Trip Reports

Boat Reviews

Articles & Tutorials


Learning about our thresholds.
Lots of text on page one to set up our story - bear with us, lots of photos to come in the latter pages of the report!

After parting ways with Chris Harjes and the Icicle/Tye area, we drove down past the Ohanny/Clear Fork region near Mt. Rainier to check the levels there. Finding things a bit high, we booked it on down to Hood River to catch some action on Little White. When we left Little White last season it was after a solid week of running the creek, during which we had gotten pretty comfortable out there (trip report here). This year the river was full of wood from a seriously snowy winter in the lower elevations (they got several feet in Hood River), and Andria fell victim to a tricky move around some wood right at the start that has tripped up quite a few boaters (including me last year, and one of our paddling partners for the day a week or two before). After a trip under some logs, she decided to hike out. I continued downstream with the rest of the crew, even though I was starting to get a bit intimidated by the wood as well. What followed was for me a harrowing journey of nonstop whitewater action weaving in and out of the abundance of new wood on Little White. By the end of the run, I realized that by themselves these rapids with which I had become so familiar last year would have been an almost mind blowing exercise. With the wood added into the equation, I simply didn't want to go back in the next day. I'm glad I had the opportunity to get a run on one of my all-time favorite creeks, but this wasn't the year for laps. Although I had paddled 7 out of the last 11 days, I surmised that my lack of paddling in the months leading up to the trip due to work on the River Gypsies ' Guide was the culprit for my lack of comfort. After all, a quick 6 days of paddling after months at a desk is hardly preparation for intense whitewater. It was still strange for both myself and Andria to adjust to stepping back a bit on what were going to run, but we assumed in a week or two we would be back to our old selves.

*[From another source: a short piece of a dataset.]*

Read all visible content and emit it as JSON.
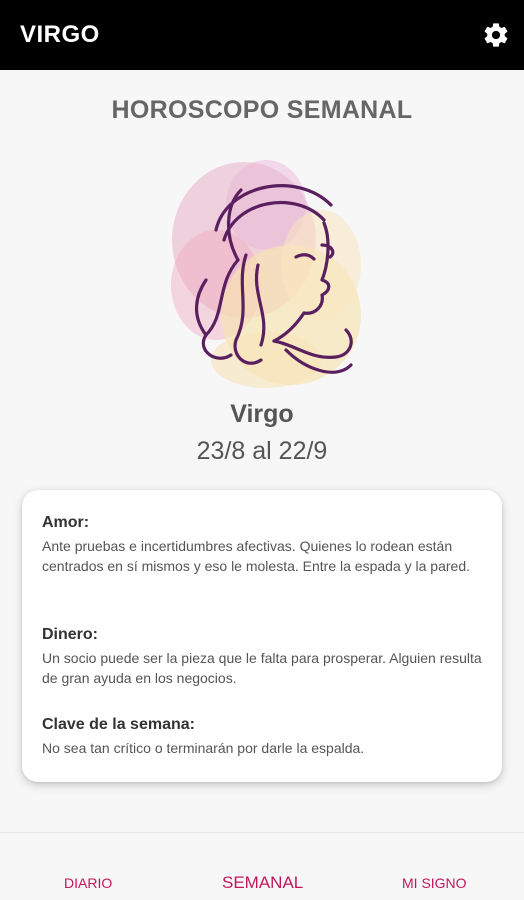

The following day we had an awesome run down the Middle White Salmon with our friends Allen, Jess, and Scott - who all piled into Scott's mini-me raft while we kayaked along. It was hot sunny fun, followed by an evening partying on a sailboat in the Hood River marina with front row seats to the 4th of July fireworks! I'm still feeling the burn from Allen's habanero margaritas.

The next morning before leaving town we had a chance to visit Jock Bradley to catch up a little and see the new house that he's been working on for a long time. It's a photographer's dream, with views of Mt. Hood, the Columbia Gorge, and Mt. Adams. If you haven't checked out Jock's photography you should - www.JockBradley.com. We took a few photos of his views, but you should check out his gallery to see them really done justice. I've gotten a lot of photographic inspiration every time I've hung out with Jock, and this time was no different. It was great to see him, and big thanks to him for his hospitality!

After that we hung out for a few days up at Rainier where we spent a rainy day exploring the National Park a bit, and then got a run on the Ohanny before heading to BC where we heard the water was running out much earlier than usual.


Little did we know that our campfire at the Ohanny would be the last one due to severe drought in BC.

CLICK FOR PAGE 2 - BC.